Review: What will you pay and when
A deposit of 5% of purchase price of the property when you sign the purchase documents. This will be held in trust by the listing brokerage and applied to the final purchase balance once you take possession of the house. Upon signing the purchase and sale agreement, you have 24 hours to provide a certified cheque / bank draft or wire the deposit.
A downpayment of 35% payable on closing day (the day you get possession of the house). Your 5% deposit will be applied against this amount. If paying cash (buying without a mortgage) you will pay the full remaining balance.
Land transfer Tax payable on closing day (the day you get possession of the house). See above for an explanation of land transfer tax.
Lawyer fees, adjustments, & small fees. These will be paid on closing day as well. Lawyer fees usually come in around $1000-1500 and adjustments are a few thousand dollars if property taxes have already been prepaid by the seller. They will be broken down line by line by your lawyer. These should not be deal breakers when purchasing a house in Toronto. It is more important to be aware of deposit, downpayment and land transfer taxes.
Property Taxes are paid yearly through 4 installments. The city of Toronto will send out bills accordingly
A financial Example
You purchase a property for $450,000 on the outskirts of Toronto. You buy it on Jan 1 and it closes on March 1. You put down 20% and get a 2.5% 25 year mortgage.
- When you sign the paperwork on Jan 1: You must give a deposit of around 5% ($22,000)
- Prior to March 1 you get your ducks in a row, contacting a lawyer as well as your mortgage professional.
- On March 1 (or a few days prior), you will meet your lawyer and pay
- $5,475 in land transfer taxes
- $1,500 in lawyer fees (might include title insurance)
- Any adjustments (vary from a few hundred to a few thousand at most)
- The balance of the down payment ( 20% x $450,000 – $22,000) $68,000
- Your bank will have been in contact with your lawyer and will have forwarded the loan payment.
- Your monthly mortgage payment will be roughly $1,612
- Throughout the year you will pay property taxes of around $2,500 – $4,000) depending on the municipality you live in. These payments are usually broken down into 2 installments.
***It is important to note that if the property would have been in what is officially called “Toronto” by the city, your land transfer taxes would have been $10,200 ($5,475 for Ontario land transfer taxes and $4,725 for Toronto land transfer taxes***
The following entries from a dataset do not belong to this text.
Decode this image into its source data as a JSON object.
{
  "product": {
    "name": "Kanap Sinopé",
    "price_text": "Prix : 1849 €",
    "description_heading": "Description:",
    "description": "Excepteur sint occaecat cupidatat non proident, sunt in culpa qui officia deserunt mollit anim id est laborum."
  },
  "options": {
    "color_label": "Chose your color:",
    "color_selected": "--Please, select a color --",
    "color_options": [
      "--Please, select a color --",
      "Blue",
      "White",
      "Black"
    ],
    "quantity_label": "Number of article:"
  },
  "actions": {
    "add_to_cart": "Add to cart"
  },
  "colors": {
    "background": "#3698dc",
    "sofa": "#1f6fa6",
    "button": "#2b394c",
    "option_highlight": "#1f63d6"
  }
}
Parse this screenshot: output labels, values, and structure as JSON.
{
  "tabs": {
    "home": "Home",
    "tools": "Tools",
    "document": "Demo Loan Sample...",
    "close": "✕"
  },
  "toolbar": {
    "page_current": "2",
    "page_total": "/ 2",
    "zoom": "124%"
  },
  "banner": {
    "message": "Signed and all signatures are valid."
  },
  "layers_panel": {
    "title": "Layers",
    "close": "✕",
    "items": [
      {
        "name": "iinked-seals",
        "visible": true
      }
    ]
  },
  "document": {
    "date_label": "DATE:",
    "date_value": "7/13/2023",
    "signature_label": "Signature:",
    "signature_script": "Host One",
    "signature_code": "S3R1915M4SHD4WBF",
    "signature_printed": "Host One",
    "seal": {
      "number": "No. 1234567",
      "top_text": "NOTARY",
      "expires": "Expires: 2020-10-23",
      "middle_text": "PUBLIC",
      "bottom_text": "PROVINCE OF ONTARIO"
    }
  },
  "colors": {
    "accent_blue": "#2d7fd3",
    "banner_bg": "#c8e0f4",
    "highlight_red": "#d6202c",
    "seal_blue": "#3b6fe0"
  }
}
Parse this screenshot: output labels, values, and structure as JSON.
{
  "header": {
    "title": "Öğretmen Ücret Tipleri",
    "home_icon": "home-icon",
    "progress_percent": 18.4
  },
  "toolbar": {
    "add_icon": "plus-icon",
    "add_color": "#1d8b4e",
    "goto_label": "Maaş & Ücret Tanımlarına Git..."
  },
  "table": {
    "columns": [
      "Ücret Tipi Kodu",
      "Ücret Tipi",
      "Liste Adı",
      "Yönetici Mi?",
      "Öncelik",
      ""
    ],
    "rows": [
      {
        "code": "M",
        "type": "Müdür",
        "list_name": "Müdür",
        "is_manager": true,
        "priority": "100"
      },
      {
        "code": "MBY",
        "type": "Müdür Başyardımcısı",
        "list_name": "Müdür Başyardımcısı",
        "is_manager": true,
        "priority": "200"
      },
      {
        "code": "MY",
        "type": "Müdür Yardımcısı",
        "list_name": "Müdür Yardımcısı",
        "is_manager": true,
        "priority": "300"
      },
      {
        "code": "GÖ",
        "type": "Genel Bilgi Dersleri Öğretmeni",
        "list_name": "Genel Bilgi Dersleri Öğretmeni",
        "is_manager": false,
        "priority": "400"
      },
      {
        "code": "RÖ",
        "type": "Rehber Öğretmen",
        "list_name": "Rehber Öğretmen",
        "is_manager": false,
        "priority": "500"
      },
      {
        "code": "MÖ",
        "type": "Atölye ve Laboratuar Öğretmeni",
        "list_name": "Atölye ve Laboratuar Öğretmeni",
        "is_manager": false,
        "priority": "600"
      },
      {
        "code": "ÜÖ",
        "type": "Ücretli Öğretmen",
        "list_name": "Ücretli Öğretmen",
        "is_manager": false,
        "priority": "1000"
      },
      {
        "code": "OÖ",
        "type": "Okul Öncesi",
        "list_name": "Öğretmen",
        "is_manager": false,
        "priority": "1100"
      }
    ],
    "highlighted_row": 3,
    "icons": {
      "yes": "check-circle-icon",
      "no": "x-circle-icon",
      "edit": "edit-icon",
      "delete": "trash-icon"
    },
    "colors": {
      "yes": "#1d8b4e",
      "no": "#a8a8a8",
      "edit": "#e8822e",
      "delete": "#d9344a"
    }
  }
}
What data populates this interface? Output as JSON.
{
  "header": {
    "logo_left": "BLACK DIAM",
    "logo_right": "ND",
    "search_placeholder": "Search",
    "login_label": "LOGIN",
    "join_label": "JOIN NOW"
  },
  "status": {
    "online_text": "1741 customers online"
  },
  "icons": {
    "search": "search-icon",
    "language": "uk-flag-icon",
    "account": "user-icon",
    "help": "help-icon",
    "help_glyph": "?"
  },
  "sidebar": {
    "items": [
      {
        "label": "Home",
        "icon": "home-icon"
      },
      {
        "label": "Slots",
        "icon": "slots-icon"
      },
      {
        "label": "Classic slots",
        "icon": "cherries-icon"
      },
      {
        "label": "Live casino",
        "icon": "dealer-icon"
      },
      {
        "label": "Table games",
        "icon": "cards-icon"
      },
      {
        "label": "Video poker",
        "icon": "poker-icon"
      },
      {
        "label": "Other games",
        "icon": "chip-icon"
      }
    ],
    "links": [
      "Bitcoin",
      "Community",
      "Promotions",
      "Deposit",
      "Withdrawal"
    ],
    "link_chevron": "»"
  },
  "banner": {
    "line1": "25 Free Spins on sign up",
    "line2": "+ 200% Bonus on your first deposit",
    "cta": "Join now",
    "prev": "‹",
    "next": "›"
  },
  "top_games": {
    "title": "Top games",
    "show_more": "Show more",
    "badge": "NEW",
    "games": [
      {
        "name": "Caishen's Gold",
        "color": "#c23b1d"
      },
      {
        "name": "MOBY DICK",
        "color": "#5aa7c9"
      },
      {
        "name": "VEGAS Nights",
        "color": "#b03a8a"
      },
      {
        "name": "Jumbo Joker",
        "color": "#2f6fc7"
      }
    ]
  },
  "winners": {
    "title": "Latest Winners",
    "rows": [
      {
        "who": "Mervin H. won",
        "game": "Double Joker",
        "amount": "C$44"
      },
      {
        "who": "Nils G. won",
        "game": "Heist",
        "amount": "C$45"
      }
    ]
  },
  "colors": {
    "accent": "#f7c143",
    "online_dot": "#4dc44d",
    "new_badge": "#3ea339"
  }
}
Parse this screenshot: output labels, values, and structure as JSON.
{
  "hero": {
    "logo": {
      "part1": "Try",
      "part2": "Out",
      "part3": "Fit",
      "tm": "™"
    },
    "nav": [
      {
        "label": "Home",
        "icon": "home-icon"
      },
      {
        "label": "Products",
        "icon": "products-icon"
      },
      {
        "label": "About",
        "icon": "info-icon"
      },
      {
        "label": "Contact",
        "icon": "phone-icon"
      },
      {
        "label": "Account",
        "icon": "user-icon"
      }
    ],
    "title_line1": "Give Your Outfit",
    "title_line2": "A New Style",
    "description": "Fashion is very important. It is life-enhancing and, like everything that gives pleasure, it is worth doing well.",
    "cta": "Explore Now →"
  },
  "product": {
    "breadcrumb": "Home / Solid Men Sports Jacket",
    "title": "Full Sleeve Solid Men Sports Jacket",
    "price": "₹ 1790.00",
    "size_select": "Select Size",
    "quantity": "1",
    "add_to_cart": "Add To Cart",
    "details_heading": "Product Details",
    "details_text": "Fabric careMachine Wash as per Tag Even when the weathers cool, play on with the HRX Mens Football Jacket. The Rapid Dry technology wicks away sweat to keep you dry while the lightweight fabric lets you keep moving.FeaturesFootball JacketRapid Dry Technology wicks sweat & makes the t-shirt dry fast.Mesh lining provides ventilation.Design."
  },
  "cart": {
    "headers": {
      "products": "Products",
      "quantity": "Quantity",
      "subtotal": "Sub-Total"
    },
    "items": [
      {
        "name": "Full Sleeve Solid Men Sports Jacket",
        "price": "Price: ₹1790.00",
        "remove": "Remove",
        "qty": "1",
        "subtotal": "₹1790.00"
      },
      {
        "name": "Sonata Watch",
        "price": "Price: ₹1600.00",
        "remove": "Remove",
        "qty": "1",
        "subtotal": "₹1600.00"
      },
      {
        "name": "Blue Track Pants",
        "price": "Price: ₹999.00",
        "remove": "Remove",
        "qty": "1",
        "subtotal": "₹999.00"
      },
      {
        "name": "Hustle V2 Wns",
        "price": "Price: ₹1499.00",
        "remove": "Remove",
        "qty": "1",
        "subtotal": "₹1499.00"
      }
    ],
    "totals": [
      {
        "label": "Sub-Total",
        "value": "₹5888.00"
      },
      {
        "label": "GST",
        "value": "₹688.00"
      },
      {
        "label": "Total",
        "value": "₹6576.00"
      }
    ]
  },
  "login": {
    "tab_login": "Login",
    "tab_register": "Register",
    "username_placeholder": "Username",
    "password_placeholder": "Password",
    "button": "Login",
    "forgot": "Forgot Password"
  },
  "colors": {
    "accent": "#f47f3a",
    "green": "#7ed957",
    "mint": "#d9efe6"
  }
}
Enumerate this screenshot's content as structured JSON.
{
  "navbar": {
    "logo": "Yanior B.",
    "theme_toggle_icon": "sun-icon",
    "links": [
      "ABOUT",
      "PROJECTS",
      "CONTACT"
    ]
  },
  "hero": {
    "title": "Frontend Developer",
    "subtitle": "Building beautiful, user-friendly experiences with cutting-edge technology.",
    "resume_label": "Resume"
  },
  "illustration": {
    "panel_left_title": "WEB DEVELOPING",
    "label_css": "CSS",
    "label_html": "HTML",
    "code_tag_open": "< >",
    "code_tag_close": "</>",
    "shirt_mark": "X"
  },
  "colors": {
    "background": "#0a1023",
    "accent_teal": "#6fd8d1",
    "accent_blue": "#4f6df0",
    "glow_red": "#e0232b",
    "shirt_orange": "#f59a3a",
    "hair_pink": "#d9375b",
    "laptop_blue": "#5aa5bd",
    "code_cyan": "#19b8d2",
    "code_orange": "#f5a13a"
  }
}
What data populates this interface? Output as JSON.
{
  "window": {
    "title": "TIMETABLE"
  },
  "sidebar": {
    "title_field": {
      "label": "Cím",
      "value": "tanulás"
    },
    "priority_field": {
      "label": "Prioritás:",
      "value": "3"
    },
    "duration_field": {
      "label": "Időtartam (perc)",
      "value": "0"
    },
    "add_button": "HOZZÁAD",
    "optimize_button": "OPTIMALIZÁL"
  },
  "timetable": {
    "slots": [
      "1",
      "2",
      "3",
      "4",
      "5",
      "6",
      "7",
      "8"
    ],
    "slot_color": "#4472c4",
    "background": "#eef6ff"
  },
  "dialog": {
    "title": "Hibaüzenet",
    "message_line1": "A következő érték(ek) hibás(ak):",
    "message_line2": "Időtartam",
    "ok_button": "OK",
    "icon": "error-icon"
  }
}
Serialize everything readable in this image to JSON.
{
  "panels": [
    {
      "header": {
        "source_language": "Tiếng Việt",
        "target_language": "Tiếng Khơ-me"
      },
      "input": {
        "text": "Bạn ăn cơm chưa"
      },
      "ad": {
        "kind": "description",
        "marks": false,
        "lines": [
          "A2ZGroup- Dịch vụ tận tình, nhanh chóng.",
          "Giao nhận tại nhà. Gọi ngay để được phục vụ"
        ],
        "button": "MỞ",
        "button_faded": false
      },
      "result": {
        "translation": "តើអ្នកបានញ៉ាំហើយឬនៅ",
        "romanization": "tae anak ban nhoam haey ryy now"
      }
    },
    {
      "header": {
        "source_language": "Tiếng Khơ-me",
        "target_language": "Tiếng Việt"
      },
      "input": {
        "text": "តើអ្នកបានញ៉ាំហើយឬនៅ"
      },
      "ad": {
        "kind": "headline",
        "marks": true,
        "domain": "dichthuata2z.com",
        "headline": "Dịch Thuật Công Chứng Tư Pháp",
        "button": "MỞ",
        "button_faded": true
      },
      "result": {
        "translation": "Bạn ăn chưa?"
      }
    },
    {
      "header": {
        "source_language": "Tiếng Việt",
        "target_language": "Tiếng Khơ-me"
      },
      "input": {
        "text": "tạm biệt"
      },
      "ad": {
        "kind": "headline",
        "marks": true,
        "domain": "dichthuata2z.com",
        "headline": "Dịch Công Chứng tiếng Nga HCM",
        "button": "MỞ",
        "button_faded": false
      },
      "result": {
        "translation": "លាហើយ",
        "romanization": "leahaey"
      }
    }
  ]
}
***It is also important to note that if you would have paid anything less than 20% as a down payment, you would be forced to get mortgage insurance. This is a 1.8% – 3.6% fee of your total mortgage that will be baked into your mortgage payment throughout the 25 year period. You will however have to pay the Provincial Sales Tax of this amount at closing (8% in Ontario). See the chart below for some numbers***